The Grammarist has an opinion on this issue, writing that the difference between the two is as follows:
The verb shine has two main definitions: (1) to emit light (intransitive), and (2) to cause to gleam by polishing (transitive). As an intransitive verb (definition 1), shine makes shone in its past-tense, perfect-tense, and past-participle forms. As a transitive verb (definition 2), it makes shined.
He says that the following are incorrect uses:
- But the one that shined the brightest was simply topped with a perfect beurre blanc and a touch of caviar. [The Atlantic]
- What’s more, one of the numbers reflected light differently when Smith’s headlights shined on it. [Winnipeg Free Press]
The following are correct uses:
A 13-year-old boy needed hospital treatment after a laser pen was shone in his eyes in Eastwood. [BBC News]
A return trip to the store shone the light on what I needed: Leeks. [Denver Post]
Shearer doesn’t look like he belongs ensconced in dark-green leather and spit-shined oak . . . [Washington Post]
- They shined the marble. [National Post]
So if the verb is intransitive, you should use shone. If it is transitive, you should use shined. In your examples:
The light shined all throughout the night.
Here, shine is intransitive, since you're not talking about shining the light on something. So it may actually be better to say "the light shone all throughout the night".
In your second example, "He shined the light on the ball throughout the night" this is actually correct because the verb is transitive.
Prescriptivists like the Grammarist would say that no, you can't use shone transitively.
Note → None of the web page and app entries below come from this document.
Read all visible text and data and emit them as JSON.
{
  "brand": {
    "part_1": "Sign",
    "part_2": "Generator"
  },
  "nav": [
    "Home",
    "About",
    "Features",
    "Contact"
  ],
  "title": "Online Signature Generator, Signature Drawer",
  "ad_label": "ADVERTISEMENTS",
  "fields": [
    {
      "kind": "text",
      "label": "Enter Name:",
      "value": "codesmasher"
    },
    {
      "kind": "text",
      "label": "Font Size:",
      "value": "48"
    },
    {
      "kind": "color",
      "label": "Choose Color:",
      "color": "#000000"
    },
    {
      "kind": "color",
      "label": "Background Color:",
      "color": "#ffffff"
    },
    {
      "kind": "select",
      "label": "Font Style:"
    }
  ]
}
However, in the argument that people could still understand a transitive shone, you could use it. It is up to you which side you'd want to take on this.